This article covers how to understand routing errors, and methods for overcoming routing issues in Vivado designs.
With routing errors, the route_design log will indicate such errors with the following messaging:
Also seen in some instances is the following messaging. This is an indication of an unroutable connection.
Unroute Type 1 : Site pin does not reach interconnect fabric:
Narrowing Down the issue
The best way to find the correct and expected connectivity is to check the specific User Guide with information about the primitive used. For instance, the SelectIO Resources Guide will have information concerning the expected I/O primitive pin connections, and the Transceivers Guide will have information on specific GT pins. A change in logical connectivity would be needed if the current connection does not match that of the User Guide for a specific pin, and the messaging is indicating that the connection is unroutable.
Some routing errors are caused by contention for specific routing resource and can be related to congestion. One way to find this contention (or congestion), is to take a net that is listed within the report_route_status as not being routed, and routing this individually with the rest of the design unrouted. If this routes, then this would indicate contention for the same routing resource. For congestion specific routing issues, please see (Xilinx Answer 66314) for more information on how to overcome congestion. Congestion should be evident from the route_design messaging which should include information on congestion such as a [Route 35-448] message.

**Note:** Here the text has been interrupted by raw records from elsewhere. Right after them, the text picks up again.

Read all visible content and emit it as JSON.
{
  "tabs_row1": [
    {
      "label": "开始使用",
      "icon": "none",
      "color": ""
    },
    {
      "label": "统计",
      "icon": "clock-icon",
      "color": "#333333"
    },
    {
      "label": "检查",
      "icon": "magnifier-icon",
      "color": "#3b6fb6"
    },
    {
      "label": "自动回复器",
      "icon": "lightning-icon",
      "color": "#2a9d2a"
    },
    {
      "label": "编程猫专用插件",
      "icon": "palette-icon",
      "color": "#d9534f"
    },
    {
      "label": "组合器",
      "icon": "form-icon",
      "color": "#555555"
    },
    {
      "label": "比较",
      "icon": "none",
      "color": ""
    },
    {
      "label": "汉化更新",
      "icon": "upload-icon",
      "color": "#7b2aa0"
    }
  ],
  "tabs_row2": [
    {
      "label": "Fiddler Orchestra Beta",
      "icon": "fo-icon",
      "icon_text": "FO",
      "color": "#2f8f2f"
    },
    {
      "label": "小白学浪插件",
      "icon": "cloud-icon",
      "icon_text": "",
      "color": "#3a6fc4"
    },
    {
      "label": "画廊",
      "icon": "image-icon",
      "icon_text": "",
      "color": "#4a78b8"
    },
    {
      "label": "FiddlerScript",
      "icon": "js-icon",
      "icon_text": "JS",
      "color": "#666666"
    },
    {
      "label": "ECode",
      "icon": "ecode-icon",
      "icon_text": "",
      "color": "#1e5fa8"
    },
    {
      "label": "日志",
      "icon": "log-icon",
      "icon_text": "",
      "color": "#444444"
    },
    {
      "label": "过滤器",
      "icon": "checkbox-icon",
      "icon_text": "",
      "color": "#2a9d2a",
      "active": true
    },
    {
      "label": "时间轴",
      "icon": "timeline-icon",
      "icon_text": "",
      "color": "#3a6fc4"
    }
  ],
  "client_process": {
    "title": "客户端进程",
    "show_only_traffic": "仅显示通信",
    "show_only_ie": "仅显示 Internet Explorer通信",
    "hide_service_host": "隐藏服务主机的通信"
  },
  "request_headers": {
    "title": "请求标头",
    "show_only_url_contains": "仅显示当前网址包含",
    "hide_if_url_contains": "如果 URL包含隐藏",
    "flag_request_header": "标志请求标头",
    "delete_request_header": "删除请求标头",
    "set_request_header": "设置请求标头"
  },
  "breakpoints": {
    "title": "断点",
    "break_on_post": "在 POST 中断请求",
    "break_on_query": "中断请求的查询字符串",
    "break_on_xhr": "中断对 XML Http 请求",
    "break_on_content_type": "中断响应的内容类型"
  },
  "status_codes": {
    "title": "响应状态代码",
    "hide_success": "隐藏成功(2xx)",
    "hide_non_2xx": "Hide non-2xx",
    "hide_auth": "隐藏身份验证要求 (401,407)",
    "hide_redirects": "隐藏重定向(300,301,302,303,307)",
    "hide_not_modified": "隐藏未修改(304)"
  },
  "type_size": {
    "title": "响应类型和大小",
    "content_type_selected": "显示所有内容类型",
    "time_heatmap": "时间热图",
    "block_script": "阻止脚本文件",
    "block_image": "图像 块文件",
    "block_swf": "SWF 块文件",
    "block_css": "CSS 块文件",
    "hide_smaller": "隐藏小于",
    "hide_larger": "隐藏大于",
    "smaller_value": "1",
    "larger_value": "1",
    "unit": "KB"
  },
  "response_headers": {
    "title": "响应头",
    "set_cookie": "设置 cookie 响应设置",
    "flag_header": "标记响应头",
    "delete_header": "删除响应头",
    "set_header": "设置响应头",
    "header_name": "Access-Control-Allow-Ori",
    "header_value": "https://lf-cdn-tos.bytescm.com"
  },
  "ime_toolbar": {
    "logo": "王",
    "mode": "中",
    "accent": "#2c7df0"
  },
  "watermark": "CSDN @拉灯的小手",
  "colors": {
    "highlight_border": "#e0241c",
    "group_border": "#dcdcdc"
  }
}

To better understand the routing problem for a specific net, it is helpful to verify the ROUTE_STATUS property of that net. (Xilinx Answer 56424) has information on each value for the ROUTE_STATUS property.
Constraints related issues - Constraints can be the source of routing conflict as they can constrain instances so that their pin to pin connectivity is unroutable.
Conflicting Constraints - (Xilinx Answer 65502) describes conflicting constraints where an IOB=TRUE is used as well as LOC=OLOGIC_XxYy of a FF driving an OBUFT site.
In this case it is important to take a look at the constraints of both instances of a pin to pin connection with a routing error, as conflicts like this might be seen.
Conflict for Resources - Routing contention is a common cause of routing errors. This happens when there are two or more logical nets that need to use the same physical routing resource.
Unanchored IODELAY conflict - (Xilinx Answer 62127) describes a conflict for resources. In this case, an IODELAY cell that requires routing resources to and from the fabric is placed in a location where these routing resources will be used by other logic.
The resolution here is to remove the contention by separating the logic that requires the same routing resources into different I/O tiles.
Dedicated Connections - A common reason for routing errors is having logical pin to pin connectivity, where one of the pins is limited as to the type of pins it can connect to such as I/O or GT connections. Connecting to a pin where there is no routable path will cause a routing error.
Dedicated GT Connections - The following messaging is seen from a GT configuration leading to a routing error. The pin to pin connectivity is unroutable and the logical design in this case needs to be adjusted.
The intended connection in an UltraScale device was a GT COMMON output QPLL0OUTCLK driving a BUFG_GT.
To verify the connectivity relating to dedicated connections such as Transceivers and other I/O sites, the pin to pin path can be traced.
This is not recommended for fabric/SLICE connections because of the number of possible connections. Below is an image that shows this process.
select_objects [get_bel_pins GTHE3_COMMON_X0Y3/GTHE3_COMMON/QPLL0OUTCLK]